Page and application data records
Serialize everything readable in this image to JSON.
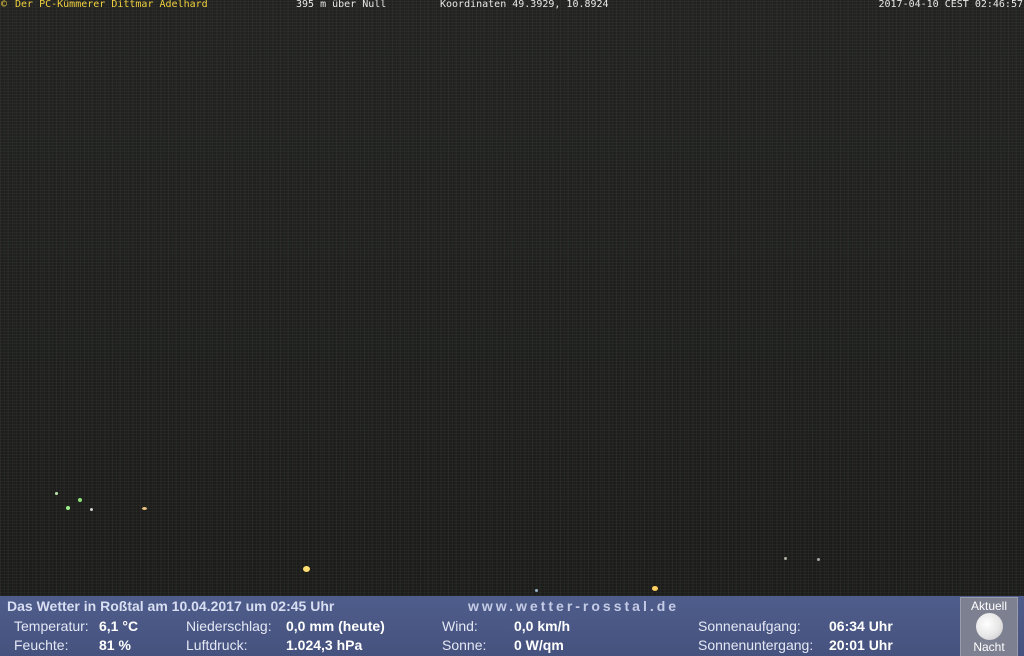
{
  "overlay": {
    "copyright": "©",
    "operator": "Der PC-Kümmerer Dittmar Adelhard",
    "altitude": "395 m über Null",
    "coordinates": "Koordinaten 49.3929, 10.8924",
    "timestamp": "2017-04-10 CEST 02:46:57"
  },
  "weather": {
    "title": "Das Wetter in Roßtal am 10.04.2017 um 02:45 Uhr",
    "website": "www.wetter-rosstal.de",
    "temperature_label": "Temperatur:",
    "temperature_value": "6,1 °C",
    "humidity_label": "Feuchte:",
    "humidity_value": "81 %",
    "precipitation_label": "Niederschlag:",
    "precipitation_value": "0,0 mm (heute)",
    "pressure_label": "Luftdruck:",
    "pressure_value": "1.024,3 hPa",
    "wind_label": "Wind:",
    "wind_value": "0,0 km/h",
    "sun_label": "Sonne:",
    "sun_value": "0 W/qm",
    "sunrise_label": "Sonnenaufgang:",
    "sunrise_value": "06:34 Uhr",
    "sunset_label": "Sonnenuntergang:",
    "sunset_value": "20:01 Uhr"
  },
  "moon": {
    "top_label": "Aktuell",
    "bottom_label": "Nacht",
    "icon": "full-moon-icon"
  },
  "colors": {
    "panel": "#4f5d8c",
    "overlay_text": "#e8e8e8",
    "operator_text": "#f0d040"
  }
}
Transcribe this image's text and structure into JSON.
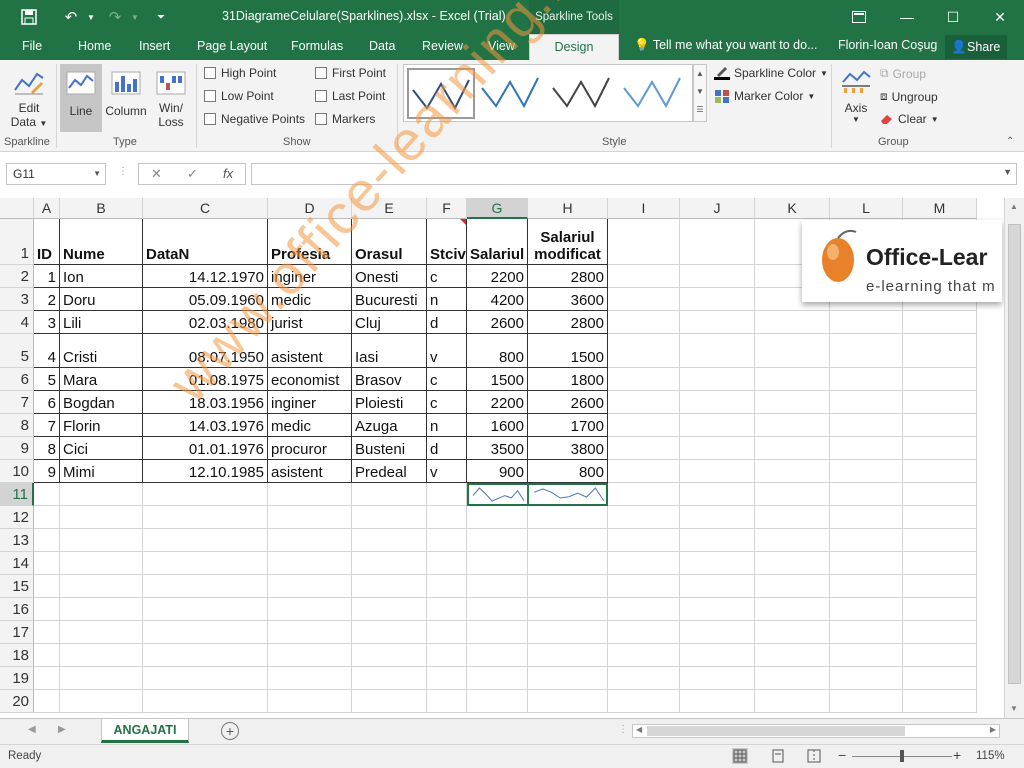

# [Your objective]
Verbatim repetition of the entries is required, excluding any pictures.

# [Answer to this task]
Serialize everything readable in this image to JSON.
{
  "overlay": {
    "copyright": "©",
    "operator": "Der PC-Kümmerer Dittmar Adelhard",
    "altitude": "395 m über Null",
    "coordinates": "Koordinaten 49.3929, 10.8924",
    "timestamp": "2017-04-10 CEST 02:46:57"
  },
  "weather": {
    "title": "Das Wetter in Roßtal am 10.04.2017 um 02:45 Uhr",
    "website": "www.wetter-rosstal.de",
    "temperature_label": "Temperatur:",
    "temperature_value": "6,1 °C",
    "humidity_label": "Feuchte:",
    "humidity_value": "81 %",
    "precipitation_label": "Niederschlag:",
    "precipitation_value": "0,0 mm (heute)",
    "pressure_label": "Luftdruck:",
    "pressure_value": "1.024,3 hPa",
    "wind_label": "Wind:",
    "wind_value": "0,0 km/h",
    "sun_label": "Sonne:",
    "sun_value": "0 W/qm",
    "sunrise_label": "Sonnenaufgang:",
    "sunrise_value": "06:34 Uhr",
    "sunset_label": "Sonnenuntergang:",
    "sunset_value": "20:01 Uhr"
  },
  "moon": {
    "top_label": "Aktuell",
    "bottom_label": "Nacht",
    "icon": "full-moon-icon"
  },
  "colors": {
    "panel": "#4f5d8c",
    "overlay_text": "#e8e8e8",
    "operator_text": "#f0d040"
  }
}
Transcribe this image's text and structure into JSON.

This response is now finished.